Does What I Eat Affect My Risk of Glaucoma?
Many doctors are telling their patients to eat certain foods (and avoid others) to help with health problems, including glaucoma. The recommended foods include:
- Spinach: Because it contains high amounts of the antioxidants (lutein and zeaxanthin), spinach may help lower the risk of glaucoma. Lutein and zeaxanthin are found in high amounts in the eye. In general, doctors recommend adding leafy green vegetables, which are high in vitamin E, to your diet.
- Citrus Fruits: An excellent source of vitamin C, citrus fruits may also be a healthy choice. Blueberries, cherries and tomatoes are also excellent choices, according to the University of Maryland Medical Center.
- Lean Meats: Seafood and lean meats are a good source for eye-healthy zinc.
- Herbs: Certain herbs, such as ginkgo biloba and bilberry, may be beneficial for people with glaucoma, according to the University of Maryland Medical Center.
- Avoid Caffeine: Too much caffeine may elevate eye pressure temporarily, according to the Glaucoma Research Foundation.
- Avoid High-Calorie Foods: According to the American Optometric Association, high-calorie foods can increase your risk of high blood pressure, heart disease and diabetes, which can, in turn, increase your risk for glaucoma.
At the end of the day, the best way to prevent vision loss and manage glaucoma is with regular eye exams.
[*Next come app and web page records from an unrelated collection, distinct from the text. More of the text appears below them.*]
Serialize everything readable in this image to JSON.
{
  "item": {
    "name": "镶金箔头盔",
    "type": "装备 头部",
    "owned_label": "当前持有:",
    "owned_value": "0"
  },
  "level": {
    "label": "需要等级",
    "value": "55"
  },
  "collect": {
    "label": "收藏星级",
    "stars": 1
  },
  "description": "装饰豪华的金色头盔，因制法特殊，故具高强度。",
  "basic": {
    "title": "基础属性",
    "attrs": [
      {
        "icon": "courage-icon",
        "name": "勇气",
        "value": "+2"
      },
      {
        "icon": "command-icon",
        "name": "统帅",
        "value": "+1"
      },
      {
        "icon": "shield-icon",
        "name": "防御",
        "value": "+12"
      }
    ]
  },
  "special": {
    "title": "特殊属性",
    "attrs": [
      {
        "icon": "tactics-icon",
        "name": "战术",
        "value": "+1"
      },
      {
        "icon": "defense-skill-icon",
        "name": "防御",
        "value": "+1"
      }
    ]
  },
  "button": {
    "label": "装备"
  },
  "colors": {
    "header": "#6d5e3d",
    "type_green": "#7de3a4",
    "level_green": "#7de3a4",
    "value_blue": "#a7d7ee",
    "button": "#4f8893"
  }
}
Increased eye pressure and optic nerve irregularities can only be detected with an eye exam, according to the University of Maryland Medical Center. And if you wait for symptoms to develop, you could be waiting a long time. Glaucoma may progress with no initial symptoms. As a result, an individual can lose as much as 40% of their vision before even noticing. And the vision loss is irreversible.
Glaucoma Diagnosis and Treatment
The Anne Arundel Eye Center is a regional leader in the diagnosis and treatment of glaucoma. Board certified ophthalmologist Dr. Samuel Boles and his staff have helped preserve thousands of patients’ vision. They can help you too.
Early diagnosis and treatment are critical to managing glaucoma, as it must be treated over the course of one’s life, and high IOP must be managed every day. Treatment successfully preserves vision 95% of the time or more, especially when the condition is caught early.
If you have any questions about Glaucoma Risk or wish to schedule an appointment with Anne Arundel Eye Center, please contact Board certified ophthalmologist Dr. Samuel Boles, Dr. Kathryn Gurganus Turner, and the eye care specialists here at AAEC by calling 410-224-2010 or Click Here to fill out our contact form. You can also follow us on Facebook, Twitter, Google+, and YouTube as well!
For more eye care advice and information, please take a look at our previous blog posts.
Are There Foods That Naturally Treat Glaucoma?, Livestrong.com